> [Your instructions]: With the pictures excluded, output only the lines from the one containing "Parse this screenshot: output" through the last line of the entries, unchanged.

> [Page and application data records]:
::::::::::

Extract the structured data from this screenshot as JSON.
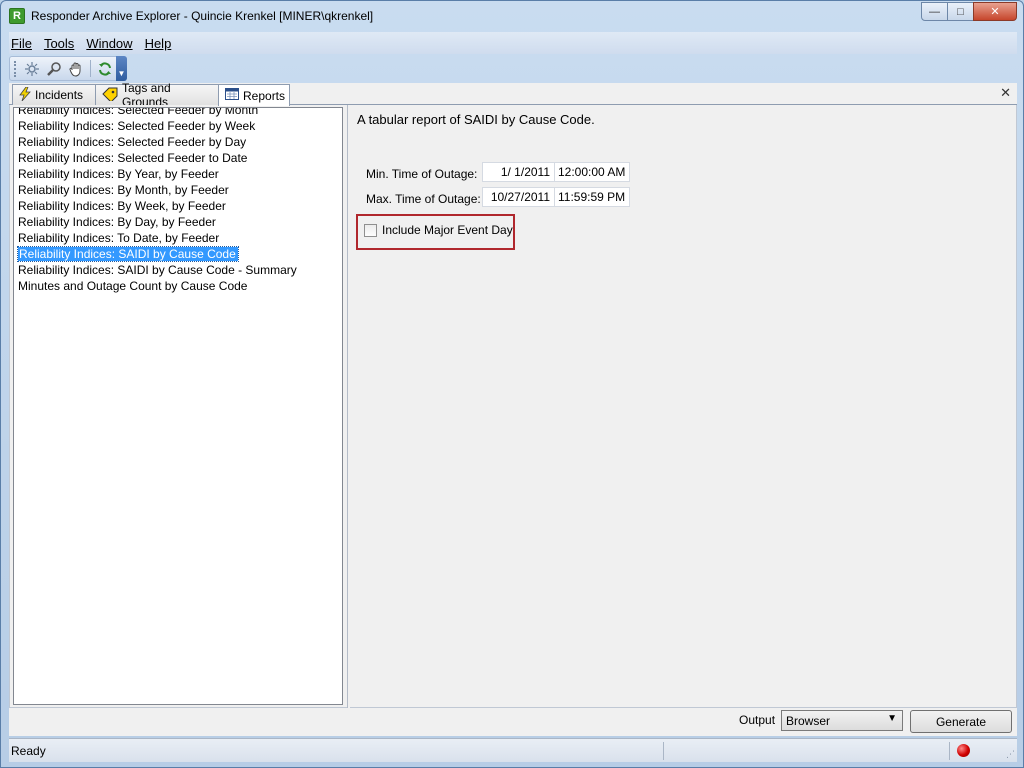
{
  "window": {
    "title": "Responder Archive Explorer - Quincie Krenkel [MINER\\qkrenkel]",
    "app_icon_text": "R"
  },
  "menu": [
    {
      "label": "File"
    },
    {
      "label": "Tools"
    },
    {
      "label": "Window"
    },
    {
      "label": "Help"
    }
  ],
  "toolbar": {
    "icons": [
      "select-icon",
      "zoom-icon",
      "pan-hand-icon",
      "refresh-icon"
    ]
  },
  "tabs": [
    {
      "label": "Incidents",
      "icon": "lightning-icon"
    },
    {
      "label": "Tags and Grounds",
      "icon": "tag-icon"
    },
    {
      "label": "Reports",
      "icon": "calendar-icon"
    }
  ],
  "reports_list": [
    "Reliability Indices: Selected Feeder by Month",
    "Reliability Indices: Selected Feeder by Week",
    "Reliability Indices: Selected Feeder by Day",
    "Reliability Indices: Selected Feeder to Date",
    "Reliability Indices: By Year, by Feeder",
    "Reliability Indices: By Month, by Feeder",
    "Reliability Indices: By Week, by Feeder",
    "Reliability Indices: By Day, by Feeder",
    "Reliability Indices: To Date, by Feeder",
    "Reliability Indices: SAIDI by Cause Code",
    "Reliability Indices: SAIDI by Cause Code - Summary",
    "Minutes and Outage Count by Cause Code"
  ],
  "selected_report_index": 9,
  "report": {
    "description": "A tabular report of SAIDI by Cause Code.",
    "min_label": "Min. Time of Outage:",
    "min_date": "1/  1/2011",
    "min_time": "12:00:00 AM",
    "max_label": "Max. Time of Outage:",
    "max_date": "10/27/2011",
    "max_time": "11:59:59 PM",
    "major_event_label": "Include Major Event Day",
    "major_event_checked": false
  },
  "output": {
    "label": "Output",
    "selected": "Browser",
    "generate_label": "Generate"
  },
  "status": {
    "text": "Ready",
    "indicator_color": "#d00000"
  }
}
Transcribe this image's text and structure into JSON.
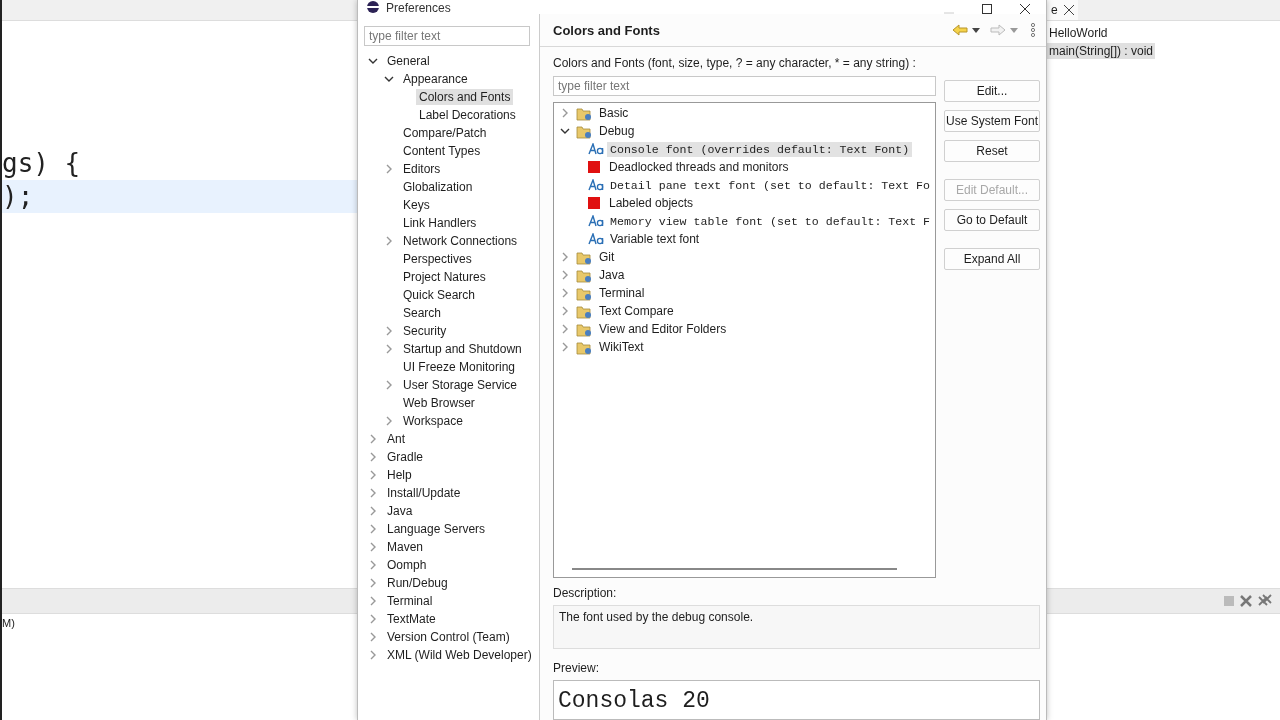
{
  "ide": {
    "code_lines": [
      {
        "text": "gs) {",
        "highlighted": false
      },
      {
        "text": ");",
        "highlighted": true
      }
    ],
    "console_text": "M)",
    "outline_tab": {
      "label": "e"
    },
    "outline_items": [
      {
        "label": "HelloWorld",
        "selected": false
      },
      {
        "label": "main(String[]) : void",
        "selected": true
      }
    ]
  },
  "dialog": {
    "title": "Preferences",
    "filter": {
      "placeholder": "type filter text"
    },
    "tree": [
      {
        "label": "General",
        "expanded": true,
        "selected": false,
        "children": [
          {
            "label": "Appearance",
            "expanded": true,
            "selected": false,
            "children": [
              {
                "label": "Colors and Fonts",
                "selected": true
              },
              {
                "label": "Label Decorations",
                "selected": false
              }
            ]
          },
          {
            "label": "Compare/Patch",
            "selected": false
          },
          {
            "label": "Content Types",
            "selected": false
          },
          {
            "label": "Editors",
            "expanded": false,
            "selected": false
          },
          {
            "label": "Globalization",
            "selected": false
          },
          {
            "label": "Keys",
            "selected": false
          },
          {
            "label": "Link Handlers",
            "selected": false
          },
          {
            "label": "Network Connections",
            "expanded": false,
            "selected": false
          },
          {
            "label": "Perspectives",
            "selected": false
          },
          {
            "label": "Project Natures",
            "selected": false
          },
          {
            "label": "Quick Search",
            "selected": false
          },
          {
            "label": "Search",
            "selected": false
          },
          {
            "label": "Security",
            "expanded": false,
            "selected": false
          },
          {
            "label": "Startup and Shutdown",
            "expanded": false,
            "selected": false
          },
          {
            "label": "UI Freeze Monitoring",
            "selected": false
          },
          {
            "label": "User Storage Service",
            "expanded": false,
            "selected": false
          },
          {
            "label": "Web Browser",
            "selected": false
          },
          {
            "label": "Workspace",
            "expanded": false,
            "selected": false
          }
        ]
      },
      {
        "label": "Ant",
        "expanded": false,
        "selected": false
      },
      {
        "label": "Gradle",
        "expanded": false,
        "selected": false
      },
      {
        "label": "Help",
        "expanded": false,
        "selected": false
      },
      {
        "label": "Install/Update",
        "expanded": false,
        "selected": false
      },
      {
        "label": "Java",
        "expanded": false,
        "selected": false
      },
      {
        "label": "Language Servers",
        "expanded": false,
        "selected": false
      },
      {
        "label": "Maven",
        "expanded": false,
        "selected": false
      },
      {
        "label": "Oomph",
        "expanded": false,
        "selected": false
      },
      {
        "label": "Run/Debug",
        "expanded": false,
        "selected": false
      },
      {
        "label": "Terminal",
        "expanded": false,
        "selected": false
      },
      {
        "label": "TextMate",
        "expanded": false,
        "selected": false
      },
      {
        "label": "Version Control (Team)",
        "expanded": false,
        "selected": false
      },
      {
        "label": "XML (Wild Web Developer)",
        "expanded": false,
        "selected": false
      }
    ],
    "page": {
      "title": "Colors and Fonts",
      "filter_label": "Colors and Fonts (font, size, type, ? = any character, * = any string) :",
      "filter": {
        "placeholder": "type filter text"
      },
      "items": [
        {
          "kind": "folder",
          "label": "Basic",
          "expanded": false,
          "selected": false
        },
        {
          "kind": "folder",
          "label": "Debug",
          "expanded": true,
          "selected": false,
          "children": [
            {
              "kind": "font",
              "label": "Console font (overrides default: Text Font)",
              "mono": true,
              "selected": true
            },
            {
              "kind": "color",
              "label": "Deadlocked threads and monitors",
              "color": "#e01010",
              "selected": false
            },
            {
              "kind": "font",
              "label": "Detail pane text font (set to default: Text Fo",
              "mono": true,
              "selected": false
            },
            {
              "kind": "color",
              "label": "Labeled objects",
              "color": "#e01010",
              "selected": false
            },
            {
              "kind": "font",
              "label": "Memory view table font (set to default: Text F",
              "mono": true,
              "selected": false
            },
            {
              "kind": "font",
              "label": "Variable text font",
              "mono": false,
              "selected": false
            }
          ]
        },
        {
          "kind": "folder",
          "label": "Git",
          "expanded": false,
          "selected": false
        },
        {
          "kind": "folder",
          "label": "Java",
          "expanded": false,
          "selected": false
        },
        {
          "kind": "folder",
          "label": "Terminal",
          "expanded": false,
          "selected": false
        },
        {
          "kind": "folder",
          "label": "Text Compare",
          "expanded": false,
          "selected": false
        },
        {
          "kind": "folder",
          "label": "View and Editor Folders",
          "expanded": false,
          "selected": false
        },
        {
          "kind": "folder",
          "label": "WikiText",
          "expanded": false,
          "selected": false
        }
      ],
      "button_groups": [
        [
          {
            "label": "Edit...",
            "disabled": false
          },
          {
            "label": "Use System Font",
            "disabled": false
          },
          {
            "label": "Reset",
            "disabled": false
          }
        ],
        [
          {
            "label": "Edit Default...",
            "disabled": true
          },
          {
            "label": "Go to Default",
            "disabled": false
          }
        ],
        [
          {
            "label": "Expand All",
            "disabled": false
          }
        ]
      ],
      "description_label": "Description:",
      "description": "The font used by the debug console.",
      "preview_label": "Preview:",
      "preview": "Consolas 20"
    }
  }
}
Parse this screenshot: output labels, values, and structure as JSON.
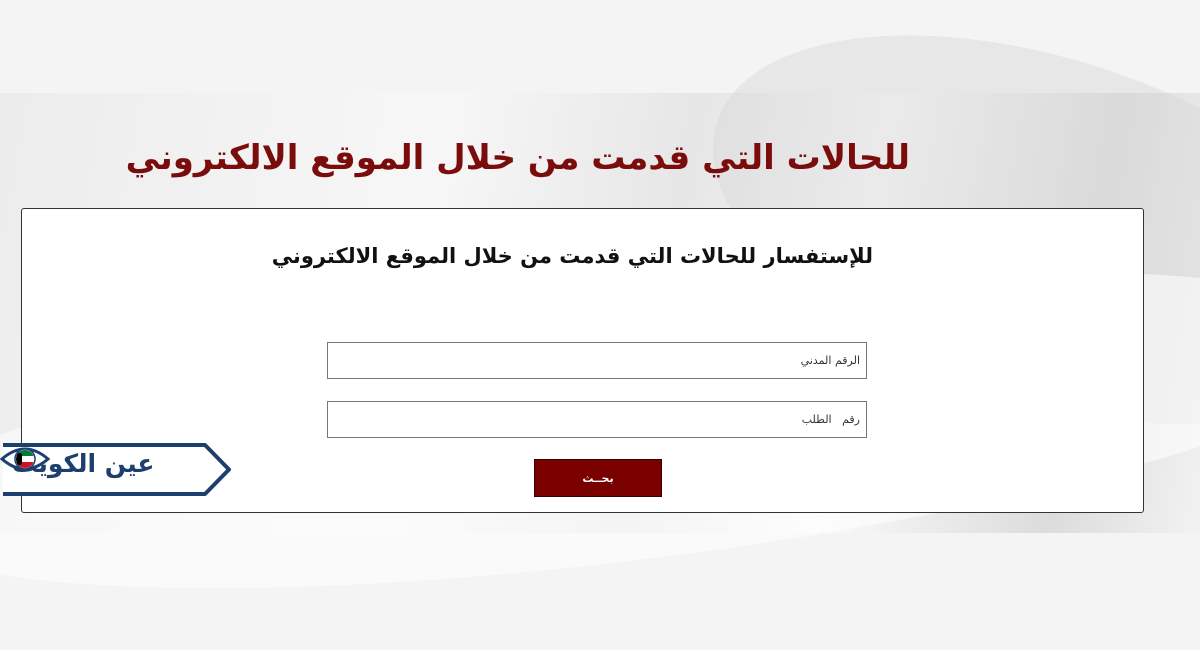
{
  "page": {
    "title": "للحالات التي قدمت من خلال الموقع الالكتروني"
  },
  "form": {
    "heading": "للإستفسار للحالات التي قدمت من خلال الموقع الالكتروني",
    "civil_id_placeholder": "الرقم المدني",
    "request_number_placeholder": "رقم   الطلب",
    "search_label": "بحــث"
  },
  "logo": {
    "text": "عين الكويت",
    "border_color": "#1d3f6e",
    "eye_colors": [
      "#007a3d",
      "#ffffff",
      "#ce1126",
      "#000000"
    ]
  },
  "colors": {
    "title": "#7a0c0c",
    "button": "#7a0000"
  }
}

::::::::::

> [Expected answer]:
Parse this screenshot: output labels, values, and structure as JSON.
{
  "page": {
    "title": "للحالات التي قدمت من خلال الموقع الالكتروني"
  },
  "form": {
    "heading": "للإستفسار للحالات التي قدمت من خلال الموقع الالكتروني",
    "civil_id_placeholder": "الرقم المدني",
    "request_number_placeholder": "رقم   الطلب",
    "search_label": "بحــث"
  },
  "logo": {
    "text": "عين الكويت",
    "border_color": "#1d3f6e",
    "eye_colors": [
      "#007a3d",
      "#ffffff",
      "#ce1126",
      "#000000"
    ]
  },
  "colors": {
    "title": "#7a0c0c",
    "button": "#7a0000"
  }
}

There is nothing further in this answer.